▸ **Prompt**
Scan the records for "type". Report each line that includes it.

(Data about app and page elements)
------------------------------------
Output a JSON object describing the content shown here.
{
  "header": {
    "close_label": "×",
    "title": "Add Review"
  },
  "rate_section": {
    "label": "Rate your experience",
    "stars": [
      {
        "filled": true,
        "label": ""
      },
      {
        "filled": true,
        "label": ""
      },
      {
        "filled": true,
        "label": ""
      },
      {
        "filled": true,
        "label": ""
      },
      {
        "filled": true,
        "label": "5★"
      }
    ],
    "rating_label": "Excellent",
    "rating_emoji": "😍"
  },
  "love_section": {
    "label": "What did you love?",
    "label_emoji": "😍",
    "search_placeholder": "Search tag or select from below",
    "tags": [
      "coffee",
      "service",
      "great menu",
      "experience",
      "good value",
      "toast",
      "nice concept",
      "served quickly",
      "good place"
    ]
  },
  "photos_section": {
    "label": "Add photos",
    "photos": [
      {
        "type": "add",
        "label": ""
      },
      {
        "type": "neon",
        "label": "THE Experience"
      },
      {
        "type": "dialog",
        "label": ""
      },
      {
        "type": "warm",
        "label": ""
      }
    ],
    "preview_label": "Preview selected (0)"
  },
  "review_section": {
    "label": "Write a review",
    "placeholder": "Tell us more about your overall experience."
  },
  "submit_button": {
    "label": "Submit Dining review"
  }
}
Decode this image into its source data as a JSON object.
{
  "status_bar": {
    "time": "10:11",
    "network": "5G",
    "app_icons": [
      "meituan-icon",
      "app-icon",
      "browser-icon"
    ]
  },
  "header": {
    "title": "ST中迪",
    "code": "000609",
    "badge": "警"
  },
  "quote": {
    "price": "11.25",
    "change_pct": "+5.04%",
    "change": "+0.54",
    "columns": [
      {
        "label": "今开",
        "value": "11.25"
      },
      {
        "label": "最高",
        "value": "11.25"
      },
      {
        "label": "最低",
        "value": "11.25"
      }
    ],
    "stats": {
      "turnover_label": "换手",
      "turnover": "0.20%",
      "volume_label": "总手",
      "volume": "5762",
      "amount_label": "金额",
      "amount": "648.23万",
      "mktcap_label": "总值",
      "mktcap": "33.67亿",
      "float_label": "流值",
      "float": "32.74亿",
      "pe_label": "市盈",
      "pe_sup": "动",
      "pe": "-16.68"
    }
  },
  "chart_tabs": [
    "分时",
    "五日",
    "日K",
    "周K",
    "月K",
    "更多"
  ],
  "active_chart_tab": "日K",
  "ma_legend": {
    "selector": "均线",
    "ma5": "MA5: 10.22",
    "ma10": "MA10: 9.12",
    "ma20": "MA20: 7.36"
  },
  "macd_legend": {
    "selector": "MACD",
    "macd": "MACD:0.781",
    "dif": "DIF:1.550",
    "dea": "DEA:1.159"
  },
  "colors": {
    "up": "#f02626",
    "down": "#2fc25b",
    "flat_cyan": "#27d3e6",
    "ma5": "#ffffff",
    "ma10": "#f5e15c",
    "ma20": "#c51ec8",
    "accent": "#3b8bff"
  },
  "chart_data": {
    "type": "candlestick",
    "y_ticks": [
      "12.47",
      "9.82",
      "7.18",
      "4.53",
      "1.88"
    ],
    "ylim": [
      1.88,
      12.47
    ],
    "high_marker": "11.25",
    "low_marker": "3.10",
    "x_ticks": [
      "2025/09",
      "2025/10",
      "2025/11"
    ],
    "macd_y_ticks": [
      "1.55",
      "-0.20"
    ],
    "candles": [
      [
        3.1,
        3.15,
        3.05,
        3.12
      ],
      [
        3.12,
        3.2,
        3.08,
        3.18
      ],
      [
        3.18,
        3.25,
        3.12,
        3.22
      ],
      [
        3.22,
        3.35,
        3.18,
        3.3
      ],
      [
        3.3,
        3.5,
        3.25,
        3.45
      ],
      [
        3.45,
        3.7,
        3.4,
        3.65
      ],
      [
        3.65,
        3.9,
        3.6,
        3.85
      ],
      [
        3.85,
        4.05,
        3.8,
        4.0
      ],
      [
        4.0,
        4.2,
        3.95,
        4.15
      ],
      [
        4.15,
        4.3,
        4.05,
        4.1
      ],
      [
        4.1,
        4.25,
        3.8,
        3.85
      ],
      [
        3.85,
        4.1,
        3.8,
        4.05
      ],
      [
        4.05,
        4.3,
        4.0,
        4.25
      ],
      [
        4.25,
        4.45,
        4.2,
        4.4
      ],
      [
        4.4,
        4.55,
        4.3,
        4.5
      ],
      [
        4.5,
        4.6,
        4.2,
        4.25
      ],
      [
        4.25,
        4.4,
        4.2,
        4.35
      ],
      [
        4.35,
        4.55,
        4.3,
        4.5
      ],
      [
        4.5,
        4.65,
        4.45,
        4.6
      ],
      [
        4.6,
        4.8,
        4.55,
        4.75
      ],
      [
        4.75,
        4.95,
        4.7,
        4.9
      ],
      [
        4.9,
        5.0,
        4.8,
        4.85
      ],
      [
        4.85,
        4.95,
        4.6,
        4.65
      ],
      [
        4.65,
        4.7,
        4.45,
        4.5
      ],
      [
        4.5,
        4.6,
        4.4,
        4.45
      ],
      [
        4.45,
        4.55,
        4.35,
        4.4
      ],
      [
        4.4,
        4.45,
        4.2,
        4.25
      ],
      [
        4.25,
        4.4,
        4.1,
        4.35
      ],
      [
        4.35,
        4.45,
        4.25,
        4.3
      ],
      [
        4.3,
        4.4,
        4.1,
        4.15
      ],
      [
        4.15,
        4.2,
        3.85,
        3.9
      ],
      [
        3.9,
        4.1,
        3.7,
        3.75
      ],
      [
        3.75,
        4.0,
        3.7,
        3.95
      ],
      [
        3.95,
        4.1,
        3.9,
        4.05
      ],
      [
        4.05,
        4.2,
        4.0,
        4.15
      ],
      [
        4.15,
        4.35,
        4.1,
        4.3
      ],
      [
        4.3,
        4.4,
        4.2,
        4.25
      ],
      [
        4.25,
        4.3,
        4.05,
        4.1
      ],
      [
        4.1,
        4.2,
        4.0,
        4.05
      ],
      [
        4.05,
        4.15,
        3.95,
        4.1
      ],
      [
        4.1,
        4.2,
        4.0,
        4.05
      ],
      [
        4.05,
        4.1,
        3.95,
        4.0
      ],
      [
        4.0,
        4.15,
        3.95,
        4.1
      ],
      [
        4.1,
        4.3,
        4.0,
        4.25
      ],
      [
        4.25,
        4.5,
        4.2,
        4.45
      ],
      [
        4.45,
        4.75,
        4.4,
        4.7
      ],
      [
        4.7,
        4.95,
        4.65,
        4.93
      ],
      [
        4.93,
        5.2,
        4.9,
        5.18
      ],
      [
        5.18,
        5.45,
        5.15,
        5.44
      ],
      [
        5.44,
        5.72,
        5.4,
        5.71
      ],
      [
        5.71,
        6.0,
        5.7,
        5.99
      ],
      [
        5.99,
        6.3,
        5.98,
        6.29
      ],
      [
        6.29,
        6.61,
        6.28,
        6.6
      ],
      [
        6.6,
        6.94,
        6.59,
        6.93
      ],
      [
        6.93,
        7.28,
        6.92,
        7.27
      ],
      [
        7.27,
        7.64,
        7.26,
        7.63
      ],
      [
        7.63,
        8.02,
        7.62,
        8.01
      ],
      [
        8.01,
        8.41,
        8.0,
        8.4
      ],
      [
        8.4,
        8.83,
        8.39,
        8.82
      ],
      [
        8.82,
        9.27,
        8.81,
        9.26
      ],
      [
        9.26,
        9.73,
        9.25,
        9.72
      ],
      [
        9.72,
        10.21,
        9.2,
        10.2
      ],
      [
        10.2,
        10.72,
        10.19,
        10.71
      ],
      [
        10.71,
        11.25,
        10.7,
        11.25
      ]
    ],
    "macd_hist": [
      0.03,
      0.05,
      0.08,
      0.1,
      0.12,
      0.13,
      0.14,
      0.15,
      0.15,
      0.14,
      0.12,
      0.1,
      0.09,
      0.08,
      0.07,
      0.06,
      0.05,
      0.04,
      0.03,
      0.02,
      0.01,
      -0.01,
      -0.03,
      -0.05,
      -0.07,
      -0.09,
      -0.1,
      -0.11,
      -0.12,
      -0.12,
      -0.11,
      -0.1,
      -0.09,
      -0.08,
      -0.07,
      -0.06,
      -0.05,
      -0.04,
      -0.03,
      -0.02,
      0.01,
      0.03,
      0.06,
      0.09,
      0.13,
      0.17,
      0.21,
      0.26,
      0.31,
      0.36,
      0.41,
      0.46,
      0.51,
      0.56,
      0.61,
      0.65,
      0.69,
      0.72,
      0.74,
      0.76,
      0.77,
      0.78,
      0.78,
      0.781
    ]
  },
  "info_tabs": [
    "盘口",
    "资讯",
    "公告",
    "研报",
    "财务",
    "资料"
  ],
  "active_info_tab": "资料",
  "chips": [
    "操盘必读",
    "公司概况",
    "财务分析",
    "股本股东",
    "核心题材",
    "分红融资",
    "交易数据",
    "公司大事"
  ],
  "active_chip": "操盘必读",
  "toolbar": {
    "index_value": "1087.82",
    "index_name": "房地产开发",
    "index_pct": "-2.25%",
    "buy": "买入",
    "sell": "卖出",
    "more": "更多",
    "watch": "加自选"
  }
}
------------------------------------
▸ **Exercise result**
        "type": "add",
        "type": "neon",
        "type": "dialog",
        "type": "warm",
    "type": "candlestick",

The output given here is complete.